ANATOMIEs of Three iPad Apps
Nicklin says that thanks to bulk sales of the Among Giants book to corpora-
tions who support Whale Trust, the book was “in the black” almost immedi-
ately after publication. Marketing the app, however, has been limited to e-mail
announcements, and a Facebook page Nicklin created. “Discoverability is a
little bit of the Achilles’ heel of the App Store,” Lytton notes, “So we need to
work harder to address marketing.”
Still, Lytton is excited about the business of producing and selling apps.
While the fees for a writer or photo editor are the same to produce an app or
a photo book, the lack of printing costs make an app far less of a gamble for
a packager. In creating an app, she says, “I’m not on the hook for $50,000 to

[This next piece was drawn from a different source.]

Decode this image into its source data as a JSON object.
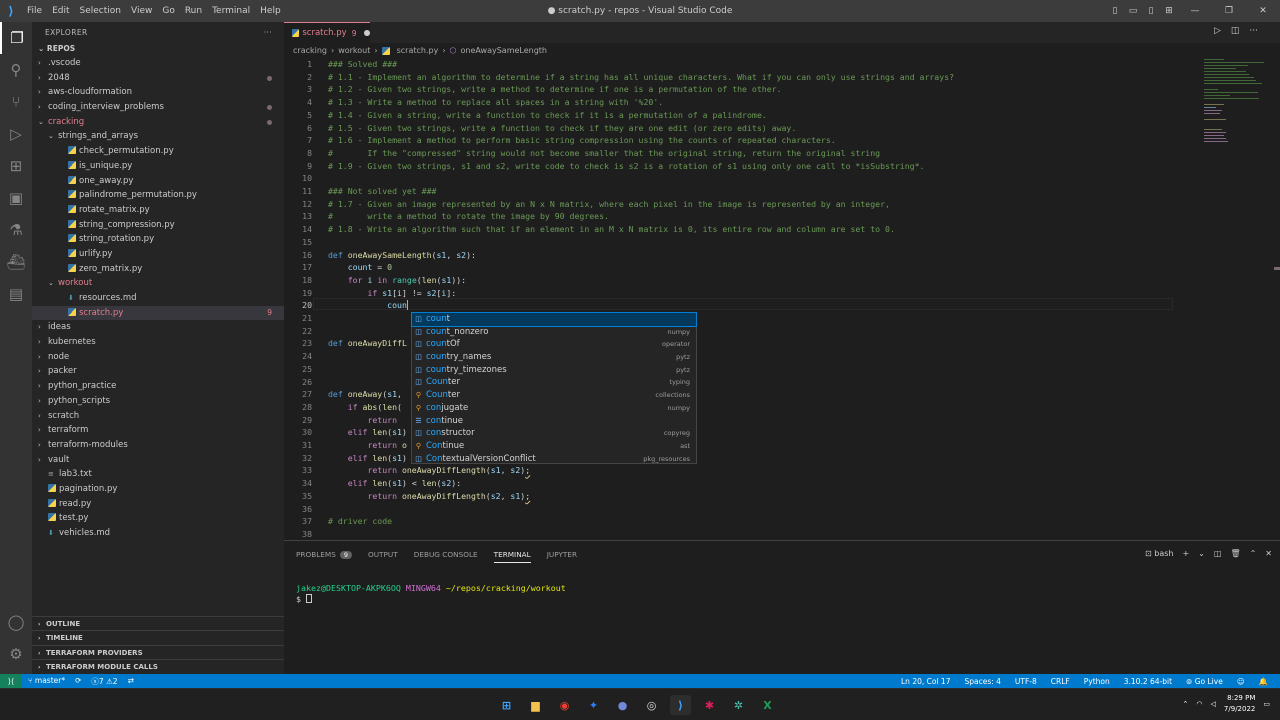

print in China.”
That alone, she says, should encourage other artists and entrepreneurs.
“Illustrated book publishing has been a challenge in the last couple of years,
and rather than wading through the arduous and frustrating process of submission and rejection through traditional publishers, I say just make it [an app]
and get it out there. There are so many qualified professionals who can help
with this process—you just need to assemble the right team, like you would
for any project whether it’s a book, a film or an app.”
—Holly Stuart Hughes
© FLIP NICKLIN/MINDEN PIC TURES
A group of sperm whales (Physeter macrocephalus) socializing underwater in Dominica.
Is a DIY Program
Right for You?
We take a look at five
different ways to get your iPad
application or e-book built.
By Larry Dobrow
In the ever-evolving landscape that is self-publishing, photo e-books and iPad apps remain largely a do-it-yourself proposition. While several companies offer e-book and iPad app design and evelopment, they vary wildly in competence and experience. Similarly, though DIY services keep costs low, less technically inclined
users might have trouble navigating in and around the “easy” interfaces.
To that end, here are a handful of recommendations—some do-it-yourself, some here-you-do-it—for photographers hoping to publish
e-books and iPad apps. Our top picks: Blurb if you’re DIY and proud of it;
Wind River Creative if you need a hand; Wix if you’re big on sharp visuals
and next-gen tech infrastructure; Apple’s iBooks Author if, like many
photographers, you’re an Apple lifer; and Baker Framework if you’re tech
savvy and want to save money.
The best reason for would-be self-publishers of photo books to use Blurb’s
do-it-yourself tools is the most simple one: Blurb was founded to serve
would-be self-publishers of photo books and them alone. And now Blurb
has gotten into the e-book space, which has prompted a few tweaks to the
company’s traditional print-book products. Though the e-book service only
debuted this summer, it has generated user enthusiasm for the same reason
Blurb’s printed books have: The product looks good and just about anyone
who can successfully turn on a computer should have no problem using it.
Indeed, asked to explain Blurb’s appeal, CEO Eileen Gittins responds, simply,
that, “Blurb can be easily understood and used by all types of people with
varied knowledge of publishing.”
Gittins touts a handful of basic tools, among them easy-to-use templates
and a range of customization options. She also stresses the creative control
that Blurb users have over the product. Though Blurb offers some basic level
of support, it’s not going to hold users’ hands throughout the process; some
less experienced users could take issue with this.
Pricing starts any where between $4 and $50, depending on the book’s
physical dimensions. Print and e-books with higher page counts, not
surprisingly, cost more.
PRICE: Starting at $4
44 PDN | October 2012 |